Your assignment
Each line that has the string "value" must be copied from the records below.
--------
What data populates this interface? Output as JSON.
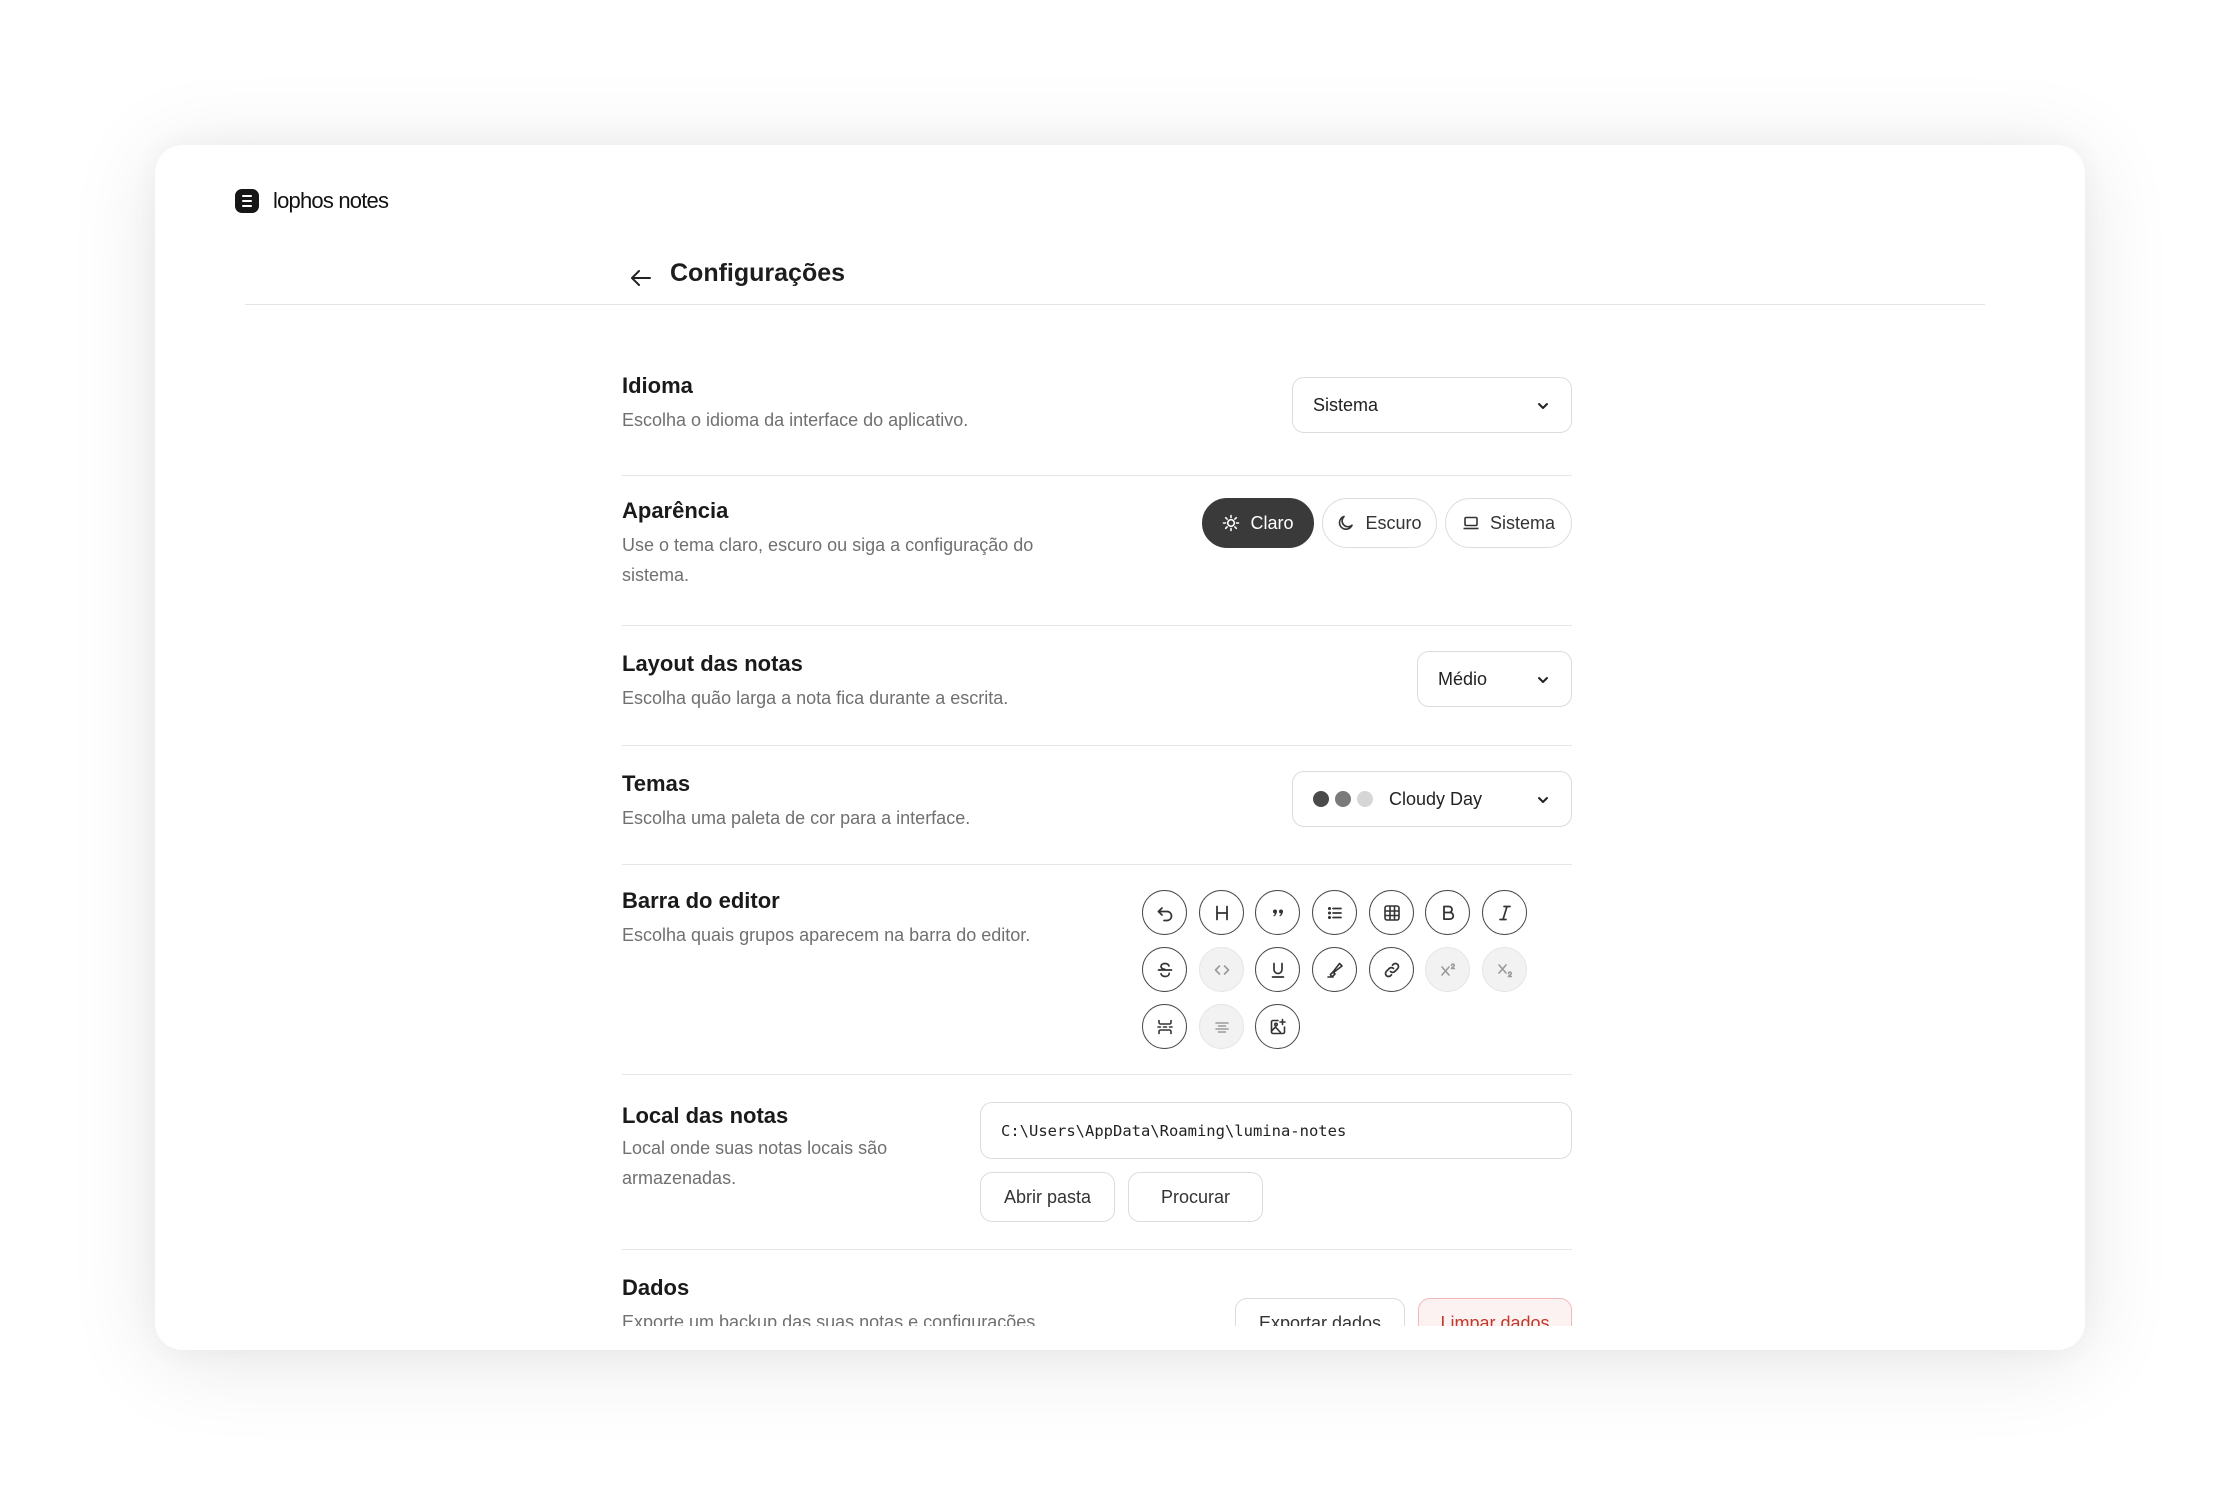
{
  "app": {
    "name": "lophos notes"
  },
  "header": {
    "title": "Configurações",
    "back_icon": "arrow-left-icon"
  },
  "settings": {
    "language": {
      "title": "Idioma",
      "description": "Escolha o idioma da interface do aplicativo.",
      "value": "Sistema"
    },
    "appearance": {
      "title": "Aparência",
      "description_line1": "Use o tema claro, escuro ou siga a configuração do",
      "description_line2": "sistema.",
      "options": [
        {
          "label": "Claro",
          "icon": "sun-icon",
          "selected": true
        },
        {
          "label": "Escuro",
          "icon": "moon-icon",
          "selected": false
        },
        {
          "label": "Sistema",
          "icon": "laptop-icon",
          "selected": false
        }
      ]
    },
    "layout": {
      "title": "Layout das notas",
      "description": "Escolha quão larga a nota fica durante a escrita.",
      "value": "Médio"
    },
    "themes": {
      "title": "Temas",
      "description": "Escolha uma paleta de cor para a interface.",
      "value": "Cloudy Day",
      "swatches": [
        "#4a4a4a",
        "#7a7a7a",
        "#d6d6d6"
      ]
    },
    "editor_bar": {
      "title": "Barra do editor",
      "description": "Escolha quais grupos aparecem na barra do editor.",
      "tools": [
        {
          "icon": "undo-icon",
          "enabled": true
        },
        {
          "icon": "heading-icon",
          "enabled": true
        },
        {
          "icon": "quote-icon",
          "enabled": true
        },
        {
          "icon": "list-icon",
          "enabled": true
        },
        {
          "icon": "table-icon",
          "enabled": true
        },
        {
          "icon": "bold-icon",
          "enabled": true
        },
        {
          "icon": "italic-icon",
          "enabled": true
        },
        {
          "icon": "strikethrough-icon",
          "enabled": true
        },
        {
          "icon": "code-icon",
          "enabled": false
        },
        {
          "icon": "underline-icon",
          "enabled": true
        },
        {
          "icon": "highlighter-icon",
          "enabled": true
        },
        {
          "icon": "link-icon",
          "enabled": true
        },
        {
          "icon": "superscript-icon",
          "enabled": false
        },
        {
          "icon": "subscript-icon",
          "enabled": false
        },
        {
          "icon": "page-break-icon",
          "enabled": true
        },
        {
          "icon": "align-center-icon",
          "enabled": false
        },
        {
          "icon": "image-icon",
          "enabled": true
        }
      ]
    },
    "notes_location": {
      "title": "Local das notas",
      "description_line1": "Local onde suas notas locais são",
      "description_line2": "armazenadas.",
      "path": "C:\\Users\\AppData\\Roaming\\lumina-notes",
      "open_folder_label": "Abrir pasta",
      "browse_label": "Procurar"
    },
    "data": {
      "title": "Dados",
      "description": "Exporte um backup das suas notas e configurações.",
      "export_label": "Exportar dados",
      "clear_label": "Limpar dados"
    }
  },
  "colors": {
    "accent": "#3a3a3a",
    "danger": "#c0392b",
    "danger_bg": "#fdf2f2"
  }
}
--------
Task solution
      "value": "Sistema"
      "value": "Médio"
      "value": "Cloudy Day",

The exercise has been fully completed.